What is required: After going through the data below, state how many lines contain "JSON", and nothing else.

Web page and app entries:
━━━━

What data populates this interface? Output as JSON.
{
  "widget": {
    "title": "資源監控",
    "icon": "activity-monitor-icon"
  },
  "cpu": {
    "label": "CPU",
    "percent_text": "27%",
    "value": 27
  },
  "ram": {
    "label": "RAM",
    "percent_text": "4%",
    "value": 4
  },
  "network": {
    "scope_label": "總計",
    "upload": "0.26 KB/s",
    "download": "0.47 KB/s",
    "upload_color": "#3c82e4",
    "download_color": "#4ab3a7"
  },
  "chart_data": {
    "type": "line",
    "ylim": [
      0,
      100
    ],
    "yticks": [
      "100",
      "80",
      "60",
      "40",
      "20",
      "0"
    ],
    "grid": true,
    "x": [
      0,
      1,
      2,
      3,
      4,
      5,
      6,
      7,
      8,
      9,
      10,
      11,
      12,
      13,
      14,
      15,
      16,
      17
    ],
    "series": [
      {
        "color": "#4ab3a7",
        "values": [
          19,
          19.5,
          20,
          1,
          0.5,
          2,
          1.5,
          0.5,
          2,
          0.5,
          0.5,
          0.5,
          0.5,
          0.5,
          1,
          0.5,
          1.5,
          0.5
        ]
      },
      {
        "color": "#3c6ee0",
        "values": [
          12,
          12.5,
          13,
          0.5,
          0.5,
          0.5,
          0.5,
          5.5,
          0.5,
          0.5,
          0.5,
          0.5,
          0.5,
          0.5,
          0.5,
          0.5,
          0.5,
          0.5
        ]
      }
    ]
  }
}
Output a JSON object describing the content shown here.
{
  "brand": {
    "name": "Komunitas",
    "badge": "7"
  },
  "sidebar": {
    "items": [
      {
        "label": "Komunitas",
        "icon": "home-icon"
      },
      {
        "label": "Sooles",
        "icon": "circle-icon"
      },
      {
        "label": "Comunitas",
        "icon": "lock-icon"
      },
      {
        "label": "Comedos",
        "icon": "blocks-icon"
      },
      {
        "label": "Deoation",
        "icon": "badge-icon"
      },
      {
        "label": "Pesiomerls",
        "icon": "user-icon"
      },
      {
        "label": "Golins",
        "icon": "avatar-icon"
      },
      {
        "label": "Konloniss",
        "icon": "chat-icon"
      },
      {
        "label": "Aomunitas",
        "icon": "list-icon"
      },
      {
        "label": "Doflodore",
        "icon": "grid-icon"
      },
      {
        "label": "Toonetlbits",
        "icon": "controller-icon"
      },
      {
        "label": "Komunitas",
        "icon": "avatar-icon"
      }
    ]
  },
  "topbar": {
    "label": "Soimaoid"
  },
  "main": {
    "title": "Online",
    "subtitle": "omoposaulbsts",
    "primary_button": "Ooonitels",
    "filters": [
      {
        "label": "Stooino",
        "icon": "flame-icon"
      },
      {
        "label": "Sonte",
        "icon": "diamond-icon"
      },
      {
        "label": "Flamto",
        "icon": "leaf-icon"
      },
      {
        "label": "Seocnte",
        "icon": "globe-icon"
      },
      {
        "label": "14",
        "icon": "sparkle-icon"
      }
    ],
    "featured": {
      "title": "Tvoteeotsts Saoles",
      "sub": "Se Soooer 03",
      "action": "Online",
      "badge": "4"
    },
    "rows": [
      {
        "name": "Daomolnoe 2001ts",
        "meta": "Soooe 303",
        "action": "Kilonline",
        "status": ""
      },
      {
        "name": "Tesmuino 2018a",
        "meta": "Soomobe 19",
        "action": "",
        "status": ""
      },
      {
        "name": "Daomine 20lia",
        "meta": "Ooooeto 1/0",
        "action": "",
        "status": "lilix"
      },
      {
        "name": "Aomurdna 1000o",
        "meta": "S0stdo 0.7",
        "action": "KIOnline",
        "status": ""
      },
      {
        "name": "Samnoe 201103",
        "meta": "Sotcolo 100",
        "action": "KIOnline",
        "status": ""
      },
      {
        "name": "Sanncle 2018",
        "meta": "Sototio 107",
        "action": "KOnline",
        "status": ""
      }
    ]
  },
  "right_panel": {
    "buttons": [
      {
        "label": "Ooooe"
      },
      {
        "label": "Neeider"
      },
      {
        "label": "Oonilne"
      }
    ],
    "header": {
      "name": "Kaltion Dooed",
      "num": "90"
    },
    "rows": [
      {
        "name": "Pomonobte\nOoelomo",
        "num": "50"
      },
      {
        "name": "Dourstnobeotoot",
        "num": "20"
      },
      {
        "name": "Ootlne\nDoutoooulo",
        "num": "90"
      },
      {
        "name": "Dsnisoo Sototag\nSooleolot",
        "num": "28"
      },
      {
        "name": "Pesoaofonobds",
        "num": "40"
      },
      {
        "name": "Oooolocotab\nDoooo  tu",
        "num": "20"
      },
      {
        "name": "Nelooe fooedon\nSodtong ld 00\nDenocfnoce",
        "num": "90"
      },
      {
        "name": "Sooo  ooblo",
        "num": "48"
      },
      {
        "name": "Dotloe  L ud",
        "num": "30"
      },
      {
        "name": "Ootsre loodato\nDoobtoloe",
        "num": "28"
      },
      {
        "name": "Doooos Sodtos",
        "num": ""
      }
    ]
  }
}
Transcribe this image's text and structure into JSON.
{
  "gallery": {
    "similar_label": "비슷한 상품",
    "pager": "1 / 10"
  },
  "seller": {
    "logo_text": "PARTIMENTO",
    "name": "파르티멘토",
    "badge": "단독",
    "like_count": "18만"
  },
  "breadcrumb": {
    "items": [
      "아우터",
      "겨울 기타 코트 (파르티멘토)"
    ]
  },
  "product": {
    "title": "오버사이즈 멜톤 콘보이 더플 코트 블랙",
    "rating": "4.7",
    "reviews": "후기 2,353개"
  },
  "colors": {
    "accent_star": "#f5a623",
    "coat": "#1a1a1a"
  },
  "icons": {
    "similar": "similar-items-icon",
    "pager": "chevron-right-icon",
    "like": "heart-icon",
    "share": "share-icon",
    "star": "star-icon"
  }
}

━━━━

Completed task: 3